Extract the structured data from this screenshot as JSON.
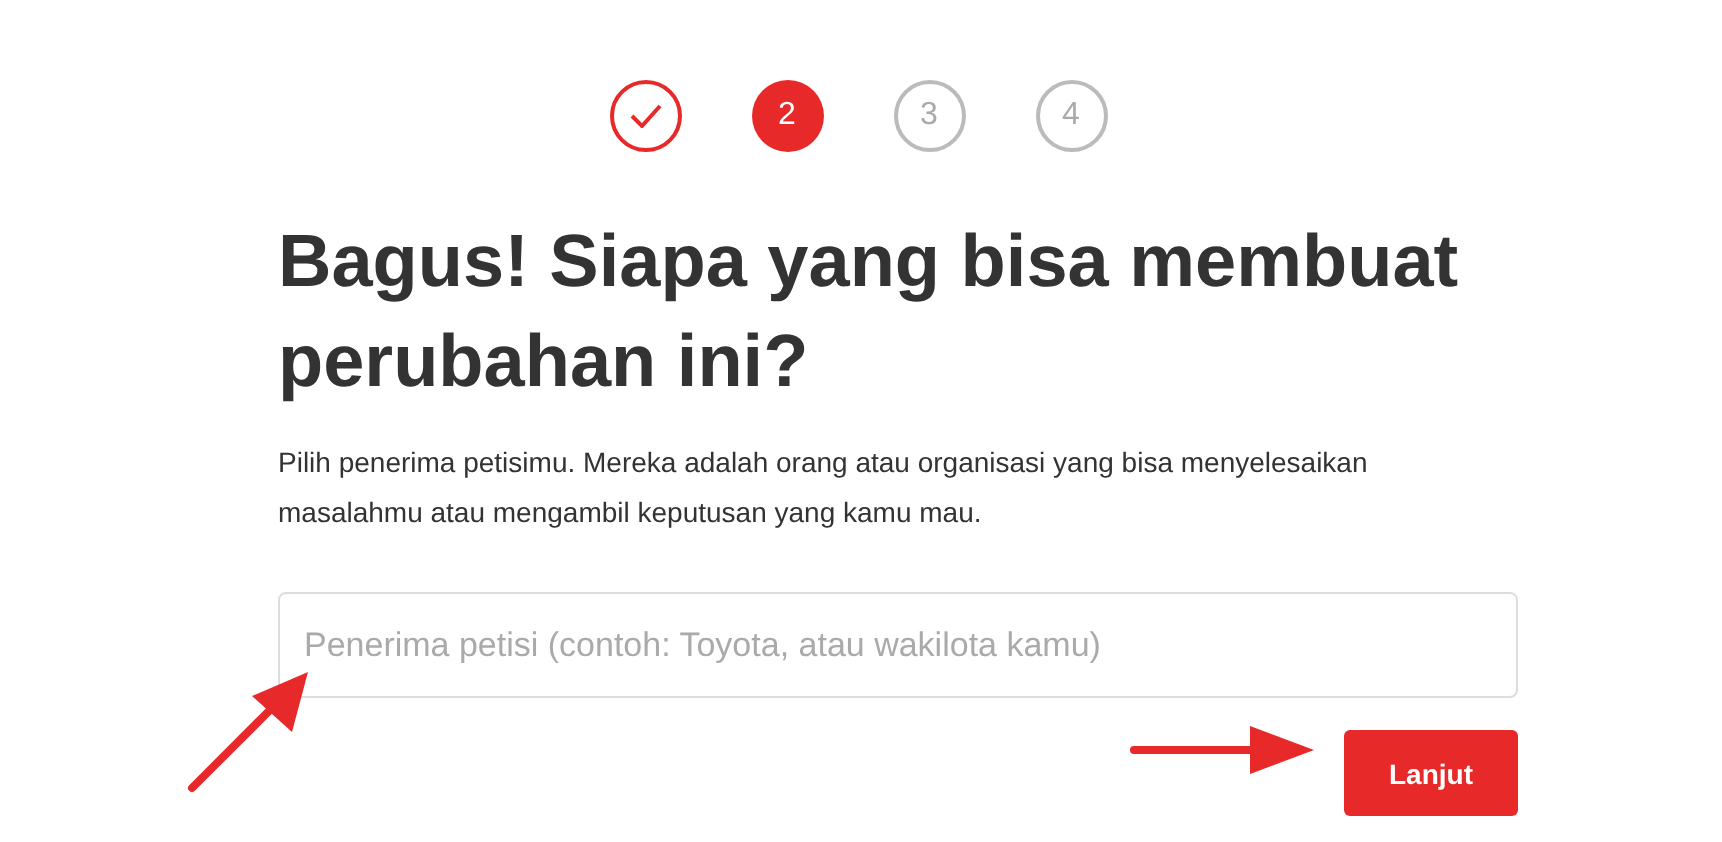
{
  "steps": [
    {
      "kind": "done"
    },
    {
      "label": "2",
      "kind": "current"
    },
    {
      "label": "3",
      "kind": "upcoming"
    },
    {
      "label": "4",
      "kind": "upcoming"
    }
  ],
  "title": "Bagus! Siapa yang bisa membuat perubahan ini?",
  "description": "Pilih penerima petisimu. Mereka adalah orang atau organisasi yang bisa menyelesaikan masalahmu atau mengambil keputusan yang kamu mau.",
  "recipient_field": {
    "placeholder": "Penerima petisi (contoh: Toyota, atau wakilota kamu)"
  },
  "next_button": "Lanjut"
}
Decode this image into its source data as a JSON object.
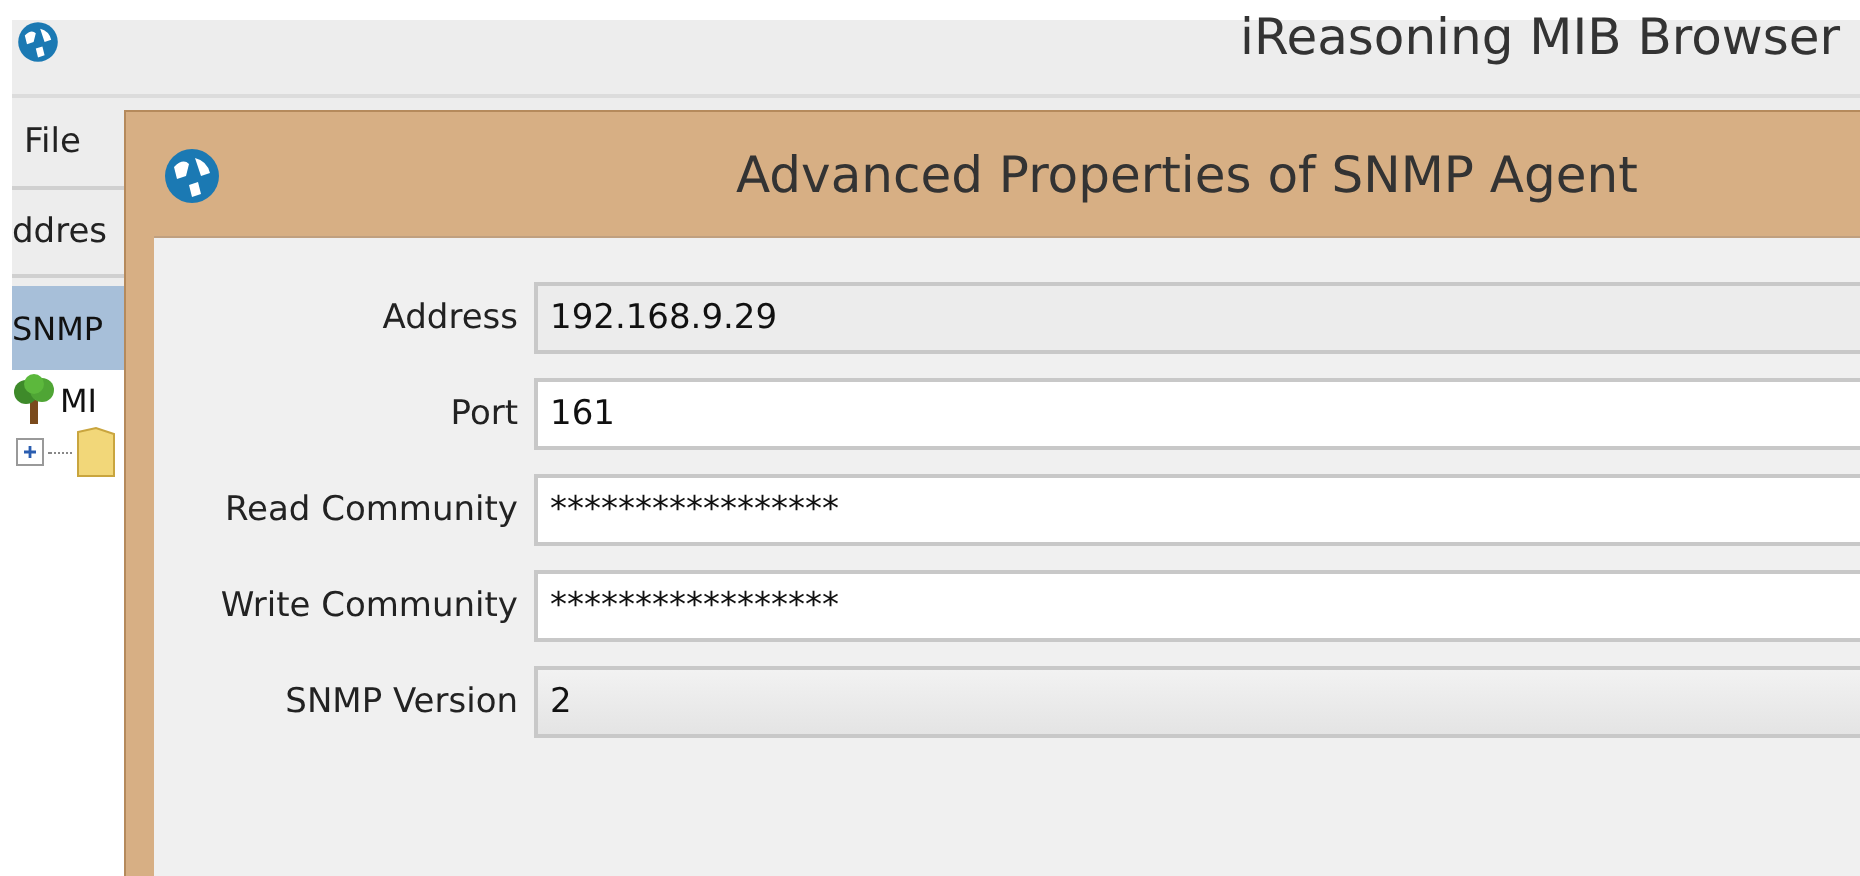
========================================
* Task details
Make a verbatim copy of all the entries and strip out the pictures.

* Response to this task
Extract the structured data from this screenshot as JSON.
{
  "steps": [
    {
      "kind": "done"
    },
    {
      "label": "2",
      "kind": "current"
    },
    {
      "label": "3",
      "kind": "upcoming"
    },
    {
      "label": "4",
      "kind": "upcoming"
    }
  ],
  "title": "Bagus! Siapa yang bisa membuat perubahan ini?",
  "description": "Pilih penerima petisimu. Mereka adalah orang atau organisasi yang bisa menyelesaikan masalahmu atau mengambil keputusan yang kamu mau.",
  "recipient_field": {
    "placeholder": "Penerima petisi (contoh: Toyota, atau wakilota kamu)"
  },
  "next_button": "Lanjut"
}
Decode this image into its source data as a JSON object.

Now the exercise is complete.